He said Indian people from various religious backgrounds understand the message of Karbala, which is fighting injustice and standing on the right side of history.
The Indian cultural house director said that at various places in mainland India, Hindu families have been holding Tazia processions for hundreds of years, believing that Imam Hussain (AS), as an embodiment of piety, courage, and sacrifice, and someone who belongs to the whole of mankind.
“Karbala was an event which could transcend the locality, the geography, the ethnicity, even the religion, even Islam. This is not something exclusive to Muslims. All human beings of each and every ethnicity find themselves close to imam because of the special message that Karbala sends,” he said.
“Karbala sends the message that even if you seem to be small, even if you seem to be weak, you should not give up the side of truth, and ultimately you will triumph. You will win. Your enemy, which is untruthful, might seem to be invincible. But he is not invincible because he is not on the side of truth. So being true and struggling for truth is the message which influences all the humanity, despite the differences of ethnicity, religion, and borders."
On why Imam Hussain (AS) is so popular in Hindu-majority South Asian country, he said the Indian people’s love for Prophet Mohammad’s (PBUH) grandson has its roots in India’s history and its eastern culture that has been intertwined with the Islamic culture for centuries.
He hastened to add that many books and poems have been written about the third Shia imam by Hindu scholars and poets over the centuries.
“There are many causes why Muharram is so popular in India. The first thing is that it is a national holiday in India, though Muslims are not in such large numbers as Hindus. Shias are very less than that, among all Muslims. Still, we have a national holiday, and everyone wants to know what the Muharram is,” he said, referring to Ashura being the national holiday in India.
“Many Hindu poets have composed poetry and poetic recitations called Nohas and Marsiya about Imam Hussain. A great scholar named Dharmendra Nath has collected the plethora of writings of Hindus about the Imam in a great voluminous book called Mourning of Imam Hussain," Prof. Shukla said.
"Notably, famed Indian author Munshi Premchand, who is called the emperor of Hindi and Urdu novelists, has written a very renowned drama about Karbala which is also named Karbala. It has been translated into several languages. These show how much this movement is universal. It does not only belong to Indian Muslims or Shia but all the sects in India."
The Indian professor of Persian language and literature said India's independence hero Mahatma Gandhi was also hugely influenced by Imam Hussain and his fight against oppression, likening his battle against British colonialism to Imam Hussain’s fight against the Umayyad ruler Yazid.

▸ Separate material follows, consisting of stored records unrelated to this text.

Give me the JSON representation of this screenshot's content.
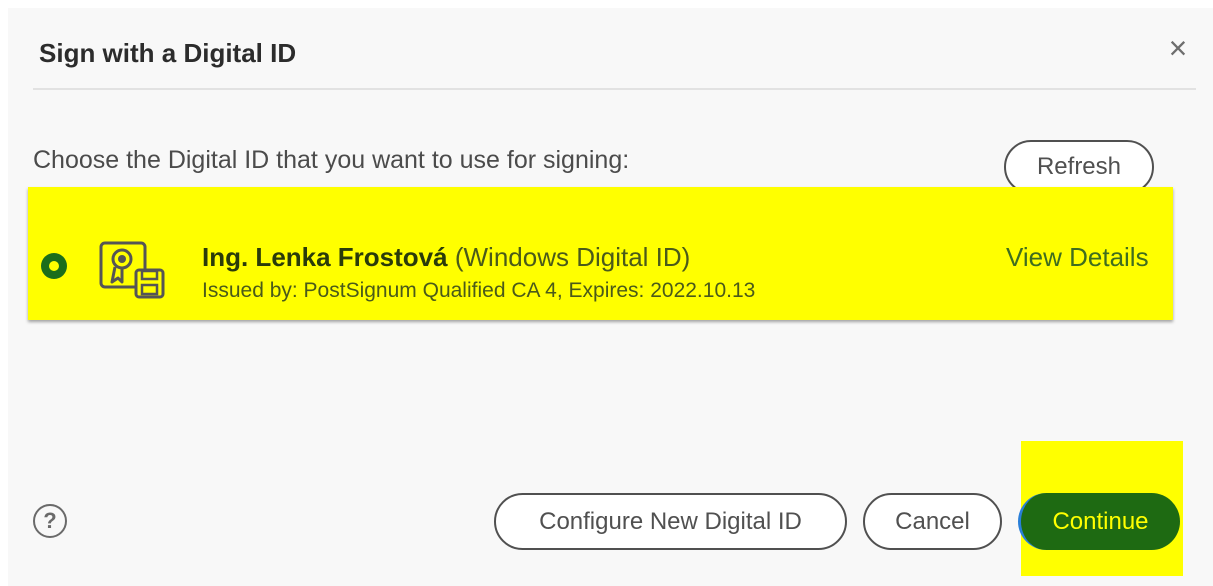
{
  "dialog": {
    "title": "Sign with a Digital ID",
    "close_icon": "close-icon"
  },
  "prompt": "Choose the Digital ID that you want to use for signing:",
  "refresh_label": "Refresh",
  "digital_id": {
    "selected": true,
    "icon": "certificate-icon",
    "name": "Ing. Lenka Frostová",
    "type": "(Windows Digital ID)",
    "issued_line": "Issued by: PostSignum Qualified CA 4, Expires: 2022.10.13",
    "view_details_label": "View Details",
    "highlight_color": "#ffff00"
  },
  "footer": {
    "help_icon": "help-icon",
    "help_symbol": "?",
    "configure_label": "Configure New Digital ID",
    "cancel_label": "Cancel",
    "continue_label": "Continue",
    "continue_color": "#1e6a12"
  }
}
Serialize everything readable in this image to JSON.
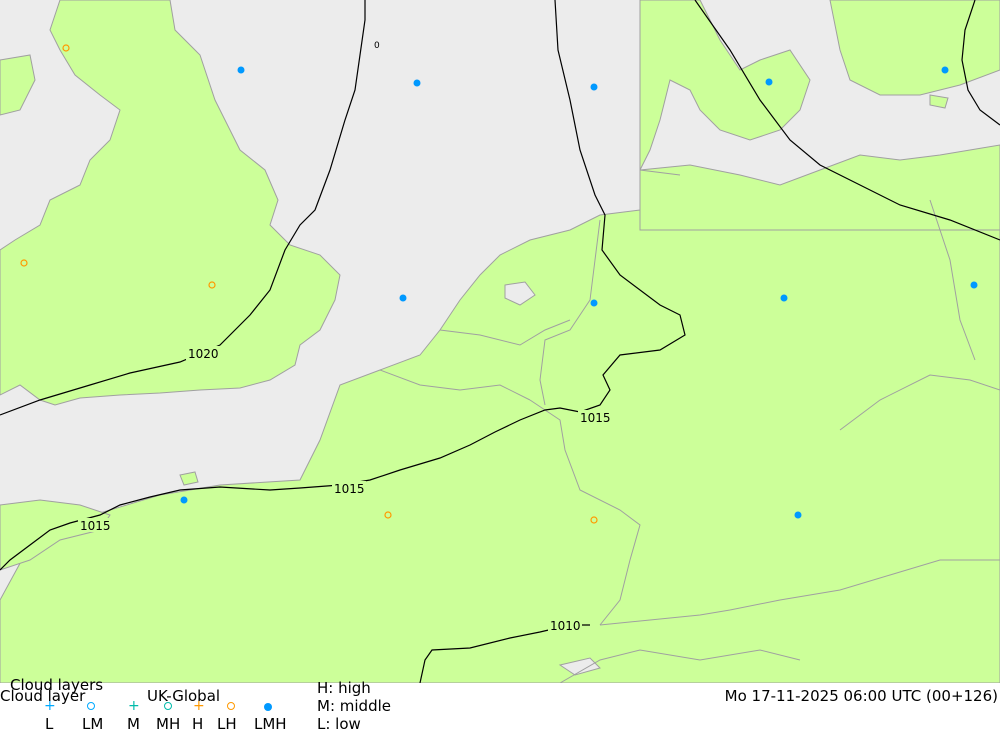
{
  "map": {
    "colors": {
      "sea": "#ececec",
      "land": "#ccff99",
      "coast": "#a0a0a0",
      "isobar": "#000000",
      "high_cloud": "#00aaff",
      "low_cloud_marker": "#ff9900",
      "lmh_dot": "#0099ff"
    },
    "isobars": [
      {
        "label": "1020"
      },
      {
        "label": "1015"
      },
      {
        "label": "1015"
      },
      {
        "label": "1015"
      },
      {
        "label": "1010"
      }
    ]
  },
  "legend": {
    "title_overlay": "Cloud layers",
    "title": "Cloud layer",
    "model": "UK-Global",
    "symbols": [
      {
        "code": "L",
        "icon": "plus",
        "color": "#00aaff"
      },
      {
        "code": "LM",
        "icon": "circle",
        "color": "#00aaff"
      },
      {
        "code": "M",
        "icon": "plus",
        "color": "#00bbaa"
      },
      {
        "code": "MH",
        "icon": "circle",
        "color": "#00bbaa"
      },
      {
        "code": "H",
        "icon": "plus",
        "color": "#ff9900"
      },
      {
        "code": "LH",
        "icon": "circle",
        "color": "#ff9900"
      },
      {
        "code": "LMH",
        "icon": "dot",
        "color": "#0099ff"
      }
    ],
    "key": {
      "high": "H: high",
      "middle": "M: middle",
      "low": "L: low"
    },
    "datetime": "Mo 17-11-2025 06:00 UTC (00+126)"
  }
}
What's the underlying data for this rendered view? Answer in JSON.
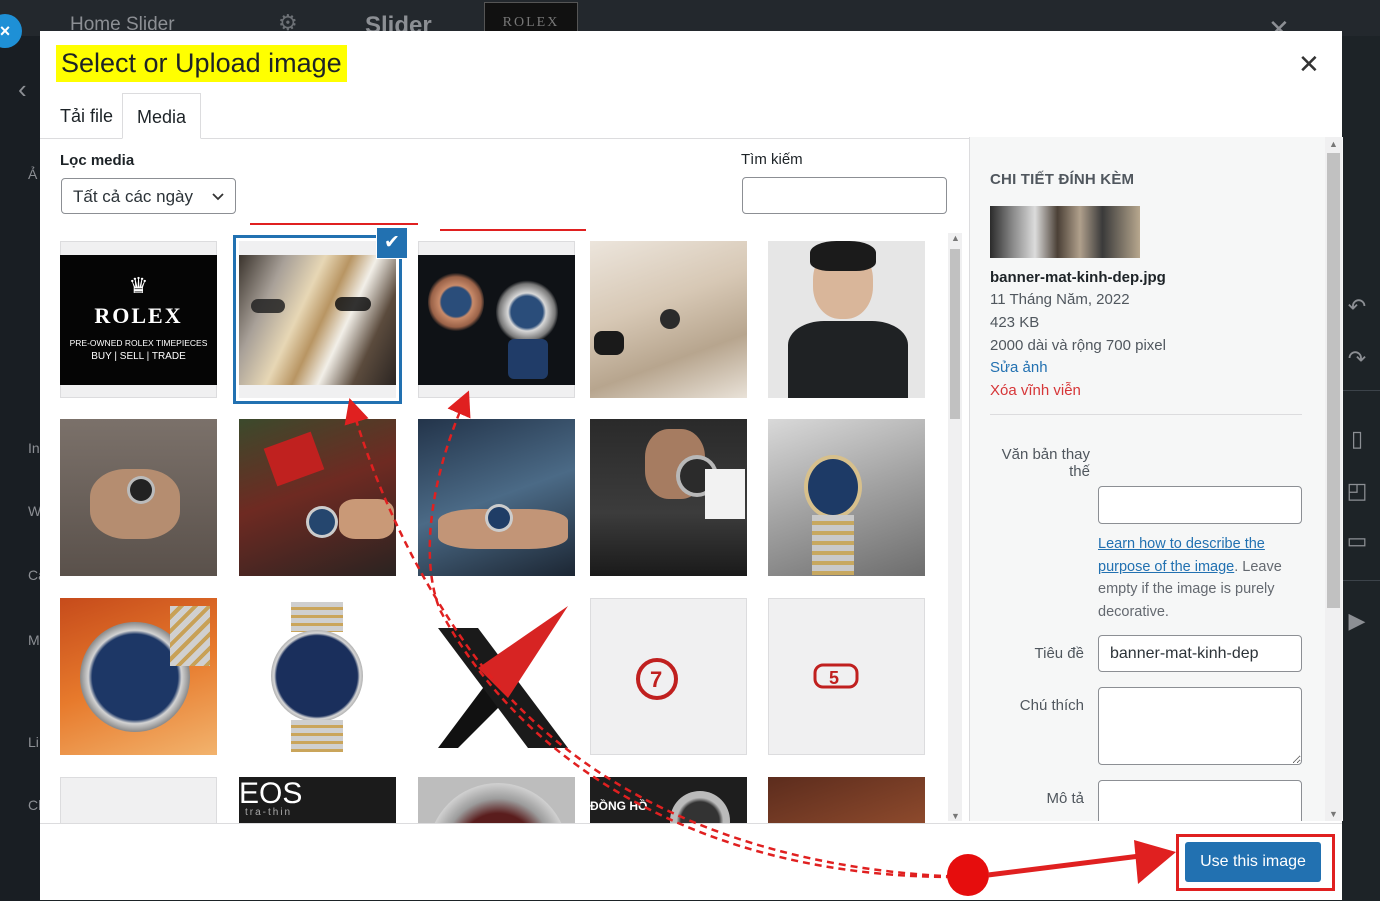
{
  "background": {
    "panel_title": "Home Slider",
    "slider_label": "Slider",
    "thumb_text": "ROLEX",
    "left_letters": [
      "Ả",
      "In",
      "W",
      "Ca",
      "M",
      "Li",
      "Cl"
    ]
  },
  "modal": {
    "title": "Select or Upload image",
    "tabs": [
      {
        "label": "Tải file"
      },
      {
        "label": "Media"
      }
    ],
    "active_tab": "Media",
    "filter": {
      "label": "Lọc media",
      "selected": "Tất cả các ngày"
    },
    "search": {
      "label": "Tìm kiếm",
      "value": ""
    },
    "grid": [
      {
        "name": "rolex-logo",
        "selected": false,
        "lines": [
          "ROLEX",
          "PRE-OWNED ROLEX TIMEPIECES",
          "BUY  |  SELL  |  TRADE"
        ]
      },
      {
        "name": "banner-mat-kinh-dep",
        "selected": true,
        "lines": []
      },
      {
        "name": "watches-blue",
        "selected": false,
        "lines": []
      },
      {
        "name": "man-sitting-watch",
        "selected": false,
        "lines": []
      },
      {
        "name": "man-portrait",
        "selected": false,
        "lines": []
      },
      {
        "name": "wrist-watch-1",
        "selected": false,
        "lines": []
      },
      {
        "name": "gift-watch",
        "selected": false,
        "lines": []
      },
      {
        "name": "wrist-watch-2",
        "selected": false,
        "lines": []
      },
      {
        "name": "cuff-watch",
        "selected": false,
        "lines": []
      },
      {
        "name": "citizen-wrist",
        "selected": false,
        "lines": []
      },
      {
        "name": "citizen-watch-1",
        "selected": false,
        "lines": []
      },
      {
        "name": "citizen-watch-2",
        "selected": false,
        "lines": []
      },
      {
        "name": "x-logo",
        "selected": false,
        "lines": []
      },
      {
        "name": "icon-7",
        "selected": false,
        "lines": []
      },
      {
        "name": "icon-5",
        "selected": false,
        "lines": []
      },
      {
        "name": "blank",
        "selected": false,
        "lines": []
      },
      {
        "name": "eos-banner",
        "selected": false,
        "lines": [
          "EOS",
          "tra-thin"
        ]
      },
      {
        "name": "watch-closeup",
        "selected": false,
        "lines": []
      },
      {
        "name": "dong-ho-banner",
        "selected": false,
        "lines": [
          "ĐỒNG HỒ"
        ]
      },
      {
        "name": "rusty-watch",
        "selected": false,
        "lines": []
      }
    ],
    "details": {
      "heading": "CHI TIẾT ĐÍNH KÈM",
      "filename": "banner-mat-kinh-dep.jpg",
      "date": "11 Tháng Năm, 2022",
      "size": "423 KB",
      "dimensions": "2000 dài và rộng 700 pixel",
      "edit": "Sửa ảnh",
      "delete": "Xóa vĩnh viễn",
      "alt_label_1": "Văn bản thay",
      "alt_label_2": "thế",
      "alt_value": "",
      "help_link_1": "Learn how to describe the",
      "help_link_2": "purpose of the image",
      "help_rest": ". Leave empty if the image is purely decorative.",
      "title_label": "Tiêu đề",
      "title_value": "banner-mat-kinh-dep",
      "caption_label": "Chú thích",
      "caption_value": "",
      "desc_label": "Mô tả",
      "desc_value": ""
    },
    "button": "Use this image"
  },
  "colors": {
    "accent": "#2271b1",
    "annotation": "#e02020",
    "highlight": "#ffff00"
  }
}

“Mahatma Gandhi was very much influenced by Prophet Muhammad (PBUH) and his grandsons. The fact is that the movement of Gandhi and the movement of Imam Hussain were very much similar. Imam Hussain bravely stood against Yazid, despite the fact the odds of him overcoming Yazid were low," he remarked.
"For Gandhi, the tyrants, which were the British, seemed to be invincible in those days. No one thought that these armless people can do something bad to the British army. But Gandhi believed in truth and stood on the side of truth and he could do what all of the armies could not do. So, his battle was similar to that of Imam Hussein, who with his few followers did something that even now that hundreds of years have passed since his martyrdom, we curse his enemies."